"Defence is the main priority in terms of getting the centre-back pairings right because there have been so many changes," said the former United defender. "I think the defence is actually doing very well, it looks makeshift on paper but it out-punches its weight when you think about it."
United's defence did 'out-punch its weight' again against Watford, but it would be hard to see United challenging for the title next season with this back four week in, week out, or even on a semi-regular basis.
Going back to Van Gaal; it was he who suggested this week that despite the improved atmosphere and improved results, the style of football under Solskjaer is not too dissimilar to how the team has played in previous years, when there has been a fair share of criticism directed at Van Gaal and Jose Mourinho.

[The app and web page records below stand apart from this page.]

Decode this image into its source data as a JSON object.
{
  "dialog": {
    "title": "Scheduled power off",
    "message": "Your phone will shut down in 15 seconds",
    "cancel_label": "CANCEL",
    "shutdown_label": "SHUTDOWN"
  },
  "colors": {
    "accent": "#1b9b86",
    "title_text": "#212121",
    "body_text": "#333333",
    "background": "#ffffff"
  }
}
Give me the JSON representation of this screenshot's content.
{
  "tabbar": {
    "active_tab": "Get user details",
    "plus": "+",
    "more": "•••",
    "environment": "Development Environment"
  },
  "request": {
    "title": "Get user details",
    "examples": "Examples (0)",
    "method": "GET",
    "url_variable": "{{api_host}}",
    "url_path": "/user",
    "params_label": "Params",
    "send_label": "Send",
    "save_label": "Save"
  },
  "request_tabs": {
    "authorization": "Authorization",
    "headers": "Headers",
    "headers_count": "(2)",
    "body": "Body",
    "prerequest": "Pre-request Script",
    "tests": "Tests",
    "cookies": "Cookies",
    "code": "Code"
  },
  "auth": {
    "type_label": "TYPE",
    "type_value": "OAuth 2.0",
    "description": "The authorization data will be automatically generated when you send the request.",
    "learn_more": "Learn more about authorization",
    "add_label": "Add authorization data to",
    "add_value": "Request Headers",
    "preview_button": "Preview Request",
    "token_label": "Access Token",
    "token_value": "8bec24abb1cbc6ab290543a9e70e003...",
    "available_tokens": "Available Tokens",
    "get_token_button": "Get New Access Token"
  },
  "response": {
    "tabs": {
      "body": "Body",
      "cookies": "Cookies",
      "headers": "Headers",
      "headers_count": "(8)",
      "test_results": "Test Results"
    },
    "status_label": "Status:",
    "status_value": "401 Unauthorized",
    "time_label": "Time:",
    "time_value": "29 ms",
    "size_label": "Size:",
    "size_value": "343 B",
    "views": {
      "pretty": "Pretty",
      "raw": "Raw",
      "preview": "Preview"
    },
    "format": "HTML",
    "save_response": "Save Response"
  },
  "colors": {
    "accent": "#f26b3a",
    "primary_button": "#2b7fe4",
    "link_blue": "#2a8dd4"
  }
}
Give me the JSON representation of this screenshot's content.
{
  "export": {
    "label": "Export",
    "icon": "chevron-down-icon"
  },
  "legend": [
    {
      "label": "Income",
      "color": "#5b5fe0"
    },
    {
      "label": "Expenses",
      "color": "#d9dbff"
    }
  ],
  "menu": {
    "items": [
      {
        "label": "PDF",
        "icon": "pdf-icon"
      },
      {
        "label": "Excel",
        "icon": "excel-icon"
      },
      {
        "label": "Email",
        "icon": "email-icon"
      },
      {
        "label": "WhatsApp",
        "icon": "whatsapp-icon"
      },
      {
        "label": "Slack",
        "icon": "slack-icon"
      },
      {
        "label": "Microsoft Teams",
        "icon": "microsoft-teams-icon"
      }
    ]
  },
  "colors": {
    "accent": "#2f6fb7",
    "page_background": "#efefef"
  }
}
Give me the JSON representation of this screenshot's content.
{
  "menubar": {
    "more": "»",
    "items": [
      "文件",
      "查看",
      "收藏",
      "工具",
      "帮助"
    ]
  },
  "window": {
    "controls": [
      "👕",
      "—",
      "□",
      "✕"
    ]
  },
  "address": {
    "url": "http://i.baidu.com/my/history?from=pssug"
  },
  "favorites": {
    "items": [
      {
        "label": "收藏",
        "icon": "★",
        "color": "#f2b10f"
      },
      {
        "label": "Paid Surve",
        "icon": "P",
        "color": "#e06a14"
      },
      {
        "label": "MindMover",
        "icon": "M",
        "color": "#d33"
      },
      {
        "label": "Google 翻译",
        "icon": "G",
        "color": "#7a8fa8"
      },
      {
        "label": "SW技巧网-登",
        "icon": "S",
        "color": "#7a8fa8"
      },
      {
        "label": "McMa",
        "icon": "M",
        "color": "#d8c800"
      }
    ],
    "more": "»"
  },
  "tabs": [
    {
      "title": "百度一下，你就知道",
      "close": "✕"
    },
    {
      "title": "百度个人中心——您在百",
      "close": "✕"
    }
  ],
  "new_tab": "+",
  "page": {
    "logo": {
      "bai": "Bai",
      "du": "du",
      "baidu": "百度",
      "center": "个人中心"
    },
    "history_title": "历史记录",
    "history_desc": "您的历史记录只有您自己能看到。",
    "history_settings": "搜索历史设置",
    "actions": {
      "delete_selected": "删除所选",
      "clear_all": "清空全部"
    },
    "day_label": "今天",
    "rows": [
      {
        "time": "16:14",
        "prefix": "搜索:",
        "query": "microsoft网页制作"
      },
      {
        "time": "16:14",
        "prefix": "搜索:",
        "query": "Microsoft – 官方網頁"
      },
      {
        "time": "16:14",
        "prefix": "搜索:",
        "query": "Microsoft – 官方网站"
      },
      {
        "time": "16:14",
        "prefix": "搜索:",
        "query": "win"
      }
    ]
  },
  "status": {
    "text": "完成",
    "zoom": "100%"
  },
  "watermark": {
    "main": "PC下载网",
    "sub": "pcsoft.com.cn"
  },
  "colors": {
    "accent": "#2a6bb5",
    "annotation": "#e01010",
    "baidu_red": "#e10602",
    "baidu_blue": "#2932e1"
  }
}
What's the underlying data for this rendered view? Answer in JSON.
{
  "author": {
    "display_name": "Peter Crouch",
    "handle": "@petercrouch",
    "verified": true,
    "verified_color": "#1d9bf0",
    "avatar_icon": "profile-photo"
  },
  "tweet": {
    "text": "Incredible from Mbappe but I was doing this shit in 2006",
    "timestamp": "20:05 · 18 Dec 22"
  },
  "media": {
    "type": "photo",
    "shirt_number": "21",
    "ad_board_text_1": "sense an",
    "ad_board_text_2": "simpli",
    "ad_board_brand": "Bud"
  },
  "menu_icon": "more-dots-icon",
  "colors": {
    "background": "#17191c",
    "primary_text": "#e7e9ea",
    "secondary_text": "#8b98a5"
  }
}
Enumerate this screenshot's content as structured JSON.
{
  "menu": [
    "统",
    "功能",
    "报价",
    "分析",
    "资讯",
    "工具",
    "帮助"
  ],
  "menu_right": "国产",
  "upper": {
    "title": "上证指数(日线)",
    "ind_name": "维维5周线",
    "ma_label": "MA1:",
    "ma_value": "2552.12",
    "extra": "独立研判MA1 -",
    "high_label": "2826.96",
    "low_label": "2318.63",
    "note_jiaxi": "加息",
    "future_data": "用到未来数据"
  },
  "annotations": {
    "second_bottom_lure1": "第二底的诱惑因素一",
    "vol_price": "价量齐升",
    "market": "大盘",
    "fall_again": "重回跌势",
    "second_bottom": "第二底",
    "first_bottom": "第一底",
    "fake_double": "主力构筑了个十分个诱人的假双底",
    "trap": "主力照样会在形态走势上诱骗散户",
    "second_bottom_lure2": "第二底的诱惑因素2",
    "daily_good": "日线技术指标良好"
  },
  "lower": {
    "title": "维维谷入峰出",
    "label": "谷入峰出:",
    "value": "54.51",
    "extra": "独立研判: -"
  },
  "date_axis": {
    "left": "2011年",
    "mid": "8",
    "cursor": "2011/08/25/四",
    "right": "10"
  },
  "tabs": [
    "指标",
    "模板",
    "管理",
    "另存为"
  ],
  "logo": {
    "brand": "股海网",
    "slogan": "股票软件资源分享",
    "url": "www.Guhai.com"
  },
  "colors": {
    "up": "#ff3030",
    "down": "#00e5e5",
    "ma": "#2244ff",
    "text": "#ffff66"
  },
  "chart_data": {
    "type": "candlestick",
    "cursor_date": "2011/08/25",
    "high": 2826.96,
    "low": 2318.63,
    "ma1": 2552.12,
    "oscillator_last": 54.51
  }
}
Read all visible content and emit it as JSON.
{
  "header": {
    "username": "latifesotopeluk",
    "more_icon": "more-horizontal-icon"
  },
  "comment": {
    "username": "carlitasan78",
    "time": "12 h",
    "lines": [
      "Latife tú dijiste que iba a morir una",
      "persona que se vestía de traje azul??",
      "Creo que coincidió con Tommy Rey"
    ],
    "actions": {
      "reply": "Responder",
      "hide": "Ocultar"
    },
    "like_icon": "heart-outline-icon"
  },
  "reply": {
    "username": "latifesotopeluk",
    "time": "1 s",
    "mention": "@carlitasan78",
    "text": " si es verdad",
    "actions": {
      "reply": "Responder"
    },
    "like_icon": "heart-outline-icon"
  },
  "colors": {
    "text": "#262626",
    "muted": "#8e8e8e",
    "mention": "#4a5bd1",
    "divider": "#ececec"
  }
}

"Now there is another coach who parks the bus and plays on the counter. The main difference between Mourinho and Solskjaer is that Solskjaer is winning," Van Gaal told the BBC.
"The way Manchester United are playing now is not the way (Sir Alex) Ferguson played. It is defensive, counter-attacking football. If you like it, you like it."
Van Gaal's viewpoint can be debated, but this was a performance that only emphasised his point.
United did not 'park the bus' deliberately, as they did in some gritty and forgettable away displays under Mourinho, but they largely played on the counter, allowing Watford possession for long periods and defending in their own half.
Solskjaer might be satisfied that the defence coped reasonably well, considering they did not concede until the 90th minute, but the midfield did not do the back four any favours.
It was expected that Paul Pogba's dip in attacking production might be lifted by the return of Ander Herrera and Nemanja Matic, but none of them had any impact on the game.
Pogba, who has been talked up by Real Madrid head coach Zinedine Zidane, had no attacking influence and was careless with the ball at times. Matic looked laboured and Herrera was replaced after an hour following an ineffective display. Juan Mata, who along with Herrrera is out of contract in the summer, was also sluggish.
Solskjaer hinted at the midfield struggles afterwards when he said: "We couldn't keep the ball today."
It is perhaps significant that Pogba has just returned from international duty with France, where he played the entirety of both games, and Herrera and Matic have recently returned from injuries. Also, United were impacted far more by injuries and international absentees than Watford, who only had one starter returning from international duty - Roberto Pereyra.
However, although there are mitigating circumstances, United's performance might suggest that this summer could be a big one in the transfer market.
"There is a lot of hard work still to do in the coming months and years to get Man Utd back to where it was before," said Neville this week.
But there are some positive signs.
Firstly, if United do spend wisely then it should be encouraging for supporters that they have some building blocks for a team that could potentially challenge for silverware.
Marcus Rashford and Anthony Martial are both exciting young talents, Pogba has shown under Solskjaer that he can run games, Lindelof has improved, David de Gea remains one of the best goalkeepers in the world, and Luke Shaw was excellent against Watford.
There is also Solskjaer, who has not just lifted the mood since his arrival, but has made some important selections and tweaks during his time in charge of United.
He made one of those early in the game against Watford when he moved Rashford out to the right and used Mata almost as a false nine. It did not give United control of the game, but Rashford soon after finished on the counter and then could have scored another when he was played in down the right side. On the break United did look dangerous, and that will surely be enhanced when they are at full strength.
That aspect of the game, and Rashford's lively display, were a couple of the bright spots on a day that, rather than being a celebration of Solskjaer's new deal, was perhaps a reminder of the real challenges ahead.